Will so stubborn!--Rise, I tell you.
I cannot rise! I will disobey my Mamma, when she bids me leave her
without being reconciled to me! No sullens, my Mamma: no
perverseness: but, worse than either: this is direct disobedience!-- Yet tear not yourself from me! [wrapping my arms about her as I
kneeled; she struggling to get from me; my face lifted up to hers,
with eyes running over, that spoke not my heart if they were not all
humility and reverence] You must not, must not, tear yourself from me!
[for still the dear lady struggled, and looked this way and that, all
in a sweet disorder, as if she knew not what to do].--I will neither
rise, nor leave you, nor let you go, till you say you are not angry
O thou ever-moving child of my heart! [folding her dear arms about my
neck, as mine embraced her knees] Why was this task--But leave me!-- You have discomposed me beyond expression! Leave me, my dear!--I
won't be angry with you--if I can help it--if you'll be good.
I arose trembling, and, hardly knowing what I did, or how I stood or
walked, withdrew to my chamber. My Hannah followed me as soon as she
heard me quit my mother's presence, and with salts and spring-water
just kept me from fainting; and that was as much as she could do. It
was near two hours before I could so far recover myself as to take up
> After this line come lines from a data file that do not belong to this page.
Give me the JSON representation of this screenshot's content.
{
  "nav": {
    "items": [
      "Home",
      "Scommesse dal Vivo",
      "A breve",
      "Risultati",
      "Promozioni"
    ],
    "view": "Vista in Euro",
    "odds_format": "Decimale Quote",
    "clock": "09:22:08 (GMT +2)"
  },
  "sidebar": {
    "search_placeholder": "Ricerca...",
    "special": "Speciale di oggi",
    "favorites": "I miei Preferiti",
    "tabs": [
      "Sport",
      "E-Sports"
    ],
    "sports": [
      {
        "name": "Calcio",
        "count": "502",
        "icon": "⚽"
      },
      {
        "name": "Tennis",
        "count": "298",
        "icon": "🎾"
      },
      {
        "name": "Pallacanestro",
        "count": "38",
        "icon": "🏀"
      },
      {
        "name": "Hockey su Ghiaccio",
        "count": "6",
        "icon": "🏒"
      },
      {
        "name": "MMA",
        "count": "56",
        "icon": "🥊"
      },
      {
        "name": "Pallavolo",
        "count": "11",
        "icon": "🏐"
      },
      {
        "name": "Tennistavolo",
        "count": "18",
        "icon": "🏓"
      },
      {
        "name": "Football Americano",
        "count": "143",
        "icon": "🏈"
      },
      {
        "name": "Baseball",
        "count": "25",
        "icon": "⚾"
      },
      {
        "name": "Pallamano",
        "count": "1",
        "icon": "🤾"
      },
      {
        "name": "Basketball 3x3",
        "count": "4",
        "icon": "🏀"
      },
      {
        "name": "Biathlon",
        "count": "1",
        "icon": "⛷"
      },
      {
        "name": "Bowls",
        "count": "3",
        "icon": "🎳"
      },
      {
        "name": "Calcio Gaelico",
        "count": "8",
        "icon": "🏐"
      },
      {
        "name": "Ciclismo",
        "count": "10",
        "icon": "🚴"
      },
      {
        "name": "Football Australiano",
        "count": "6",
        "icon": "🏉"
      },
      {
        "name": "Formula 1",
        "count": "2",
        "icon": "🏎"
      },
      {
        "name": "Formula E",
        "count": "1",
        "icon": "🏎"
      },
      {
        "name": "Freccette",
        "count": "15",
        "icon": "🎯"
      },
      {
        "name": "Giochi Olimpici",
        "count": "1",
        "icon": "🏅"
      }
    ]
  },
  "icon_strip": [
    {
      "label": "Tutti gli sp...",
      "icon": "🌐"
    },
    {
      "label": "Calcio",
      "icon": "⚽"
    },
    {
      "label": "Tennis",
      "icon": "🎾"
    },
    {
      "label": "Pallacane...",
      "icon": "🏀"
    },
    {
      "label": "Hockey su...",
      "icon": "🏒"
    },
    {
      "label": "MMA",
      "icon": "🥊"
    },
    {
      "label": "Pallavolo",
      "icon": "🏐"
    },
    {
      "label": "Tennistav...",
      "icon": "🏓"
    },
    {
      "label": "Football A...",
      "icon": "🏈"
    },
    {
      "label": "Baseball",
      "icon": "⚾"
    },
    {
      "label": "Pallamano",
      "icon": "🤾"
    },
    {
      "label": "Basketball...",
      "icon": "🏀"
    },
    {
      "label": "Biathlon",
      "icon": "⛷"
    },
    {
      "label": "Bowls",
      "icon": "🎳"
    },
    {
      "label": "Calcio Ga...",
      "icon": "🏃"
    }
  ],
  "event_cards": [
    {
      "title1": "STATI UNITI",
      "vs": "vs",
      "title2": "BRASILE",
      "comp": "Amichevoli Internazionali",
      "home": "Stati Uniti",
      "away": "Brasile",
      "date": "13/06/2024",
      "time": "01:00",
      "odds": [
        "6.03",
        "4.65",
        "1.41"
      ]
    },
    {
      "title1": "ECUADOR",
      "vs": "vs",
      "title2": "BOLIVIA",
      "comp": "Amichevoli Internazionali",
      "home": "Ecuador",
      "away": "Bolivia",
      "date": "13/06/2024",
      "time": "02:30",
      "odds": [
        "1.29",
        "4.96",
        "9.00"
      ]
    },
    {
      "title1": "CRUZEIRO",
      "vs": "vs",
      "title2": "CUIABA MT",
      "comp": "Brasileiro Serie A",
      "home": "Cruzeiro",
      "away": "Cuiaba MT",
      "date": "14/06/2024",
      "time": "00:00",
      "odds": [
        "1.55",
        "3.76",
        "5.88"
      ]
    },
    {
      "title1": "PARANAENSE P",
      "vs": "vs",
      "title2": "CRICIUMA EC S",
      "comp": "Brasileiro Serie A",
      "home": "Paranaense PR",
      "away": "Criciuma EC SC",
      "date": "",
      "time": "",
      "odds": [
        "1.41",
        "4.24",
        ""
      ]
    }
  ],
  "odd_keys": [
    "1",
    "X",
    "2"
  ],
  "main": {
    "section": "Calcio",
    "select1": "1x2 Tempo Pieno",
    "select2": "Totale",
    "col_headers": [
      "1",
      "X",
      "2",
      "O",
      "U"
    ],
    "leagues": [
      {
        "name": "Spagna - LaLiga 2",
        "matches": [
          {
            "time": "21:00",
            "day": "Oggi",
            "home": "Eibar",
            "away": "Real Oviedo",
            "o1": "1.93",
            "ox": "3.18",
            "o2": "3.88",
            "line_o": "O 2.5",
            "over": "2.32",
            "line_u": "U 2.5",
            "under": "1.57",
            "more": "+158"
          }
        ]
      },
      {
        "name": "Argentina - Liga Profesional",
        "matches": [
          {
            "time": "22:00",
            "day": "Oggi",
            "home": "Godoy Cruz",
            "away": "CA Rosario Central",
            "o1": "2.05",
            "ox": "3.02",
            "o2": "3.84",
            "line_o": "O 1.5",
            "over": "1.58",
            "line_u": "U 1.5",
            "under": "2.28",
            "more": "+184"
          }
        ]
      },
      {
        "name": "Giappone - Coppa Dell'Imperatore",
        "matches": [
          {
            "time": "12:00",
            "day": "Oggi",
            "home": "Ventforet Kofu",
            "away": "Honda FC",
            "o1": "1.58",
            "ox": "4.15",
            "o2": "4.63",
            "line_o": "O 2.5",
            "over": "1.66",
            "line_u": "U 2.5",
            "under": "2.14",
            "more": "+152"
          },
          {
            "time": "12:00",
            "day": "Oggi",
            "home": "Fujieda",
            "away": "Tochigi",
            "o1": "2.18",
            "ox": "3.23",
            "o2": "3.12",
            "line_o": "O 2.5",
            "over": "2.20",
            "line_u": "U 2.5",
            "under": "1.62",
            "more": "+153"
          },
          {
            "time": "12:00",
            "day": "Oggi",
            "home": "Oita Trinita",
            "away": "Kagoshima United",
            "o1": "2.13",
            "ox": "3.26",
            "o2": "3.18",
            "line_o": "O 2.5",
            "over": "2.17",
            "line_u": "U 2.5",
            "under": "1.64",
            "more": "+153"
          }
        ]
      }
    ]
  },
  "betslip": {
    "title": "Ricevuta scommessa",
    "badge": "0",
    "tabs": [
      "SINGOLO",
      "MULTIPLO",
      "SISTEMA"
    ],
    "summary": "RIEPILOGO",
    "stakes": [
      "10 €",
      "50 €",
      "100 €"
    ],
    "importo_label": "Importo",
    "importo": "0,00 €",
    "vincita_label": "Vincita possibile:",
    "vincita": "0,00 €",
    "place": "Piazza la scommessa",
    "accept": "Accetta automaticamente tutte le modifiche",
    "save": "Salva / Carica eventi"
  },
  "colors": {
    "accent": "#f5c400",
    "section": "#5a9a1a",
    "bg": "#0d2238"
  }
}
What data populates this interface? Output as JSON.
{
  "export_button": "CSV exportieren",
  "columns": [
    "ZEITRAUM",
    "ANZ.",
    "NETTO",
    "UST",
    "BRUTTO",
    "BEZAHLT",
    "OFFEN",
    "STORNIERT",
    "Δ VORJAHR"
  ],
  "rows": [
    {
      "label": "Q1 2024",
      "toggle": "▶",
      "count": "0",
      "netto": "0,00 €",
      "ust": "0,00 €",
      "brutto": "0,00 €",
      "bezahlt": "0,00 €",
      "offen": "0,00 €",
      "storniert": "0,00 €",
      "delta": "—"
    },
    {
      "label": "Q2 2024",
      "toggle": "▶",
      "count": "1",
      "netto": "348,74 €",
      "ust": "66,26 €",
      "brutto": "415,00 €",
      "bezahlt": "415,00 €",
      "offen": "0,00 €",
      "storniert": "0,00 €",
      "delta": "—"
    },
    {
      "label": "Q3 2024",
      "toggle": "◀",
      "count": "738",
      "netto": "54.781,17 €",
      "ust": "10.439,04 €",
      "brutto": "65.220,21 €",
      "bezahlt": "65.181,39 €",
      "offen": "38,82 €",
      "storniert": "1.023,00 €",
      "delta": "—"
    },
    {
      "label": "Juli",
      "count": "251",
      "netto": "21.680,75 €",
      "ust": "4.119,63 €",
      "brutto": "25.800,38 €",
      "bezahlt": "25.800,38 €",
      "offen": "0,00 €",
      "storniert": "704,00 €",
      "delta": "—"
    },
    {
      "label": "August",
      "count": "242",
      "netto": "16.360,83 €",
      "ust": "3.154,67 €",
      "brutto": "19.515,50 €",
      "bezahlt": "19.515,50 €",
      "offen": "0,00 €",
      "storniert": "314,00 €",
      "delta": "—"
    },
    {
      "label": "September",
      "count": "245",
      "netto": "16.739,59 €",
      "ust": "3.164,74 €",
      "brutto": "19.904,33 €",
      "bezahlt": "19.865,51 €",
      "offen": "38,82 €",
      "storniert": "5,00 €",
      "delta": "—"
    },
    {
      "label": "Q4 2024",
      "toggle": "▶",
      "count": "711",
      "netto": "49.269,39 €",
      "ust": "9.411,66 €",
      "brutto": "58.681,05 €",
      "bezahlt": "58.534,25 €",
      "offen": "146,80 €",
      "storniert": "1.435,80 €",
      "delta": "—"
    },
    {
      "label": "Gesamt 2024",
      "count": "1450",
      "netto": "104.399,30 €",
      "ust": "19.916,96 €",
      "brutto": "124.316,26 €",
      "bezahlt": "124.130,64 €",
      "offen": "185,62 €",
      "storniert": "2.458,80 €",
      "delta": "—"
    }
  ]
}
my pen, to write to you how unhappily my hopes have ended.
My mother went down to breakfast. I was not fit to appear: but if I
had been better, I suppose I should not have been sent for; since the
permission for my attending her down, was given by my father (when in
my chamber) only on condition that she found me worthy of the name of
daughter. That, I doubt, I shall never be in his opinion, if he be
not brought to change his mind as to this Mr. Solmes.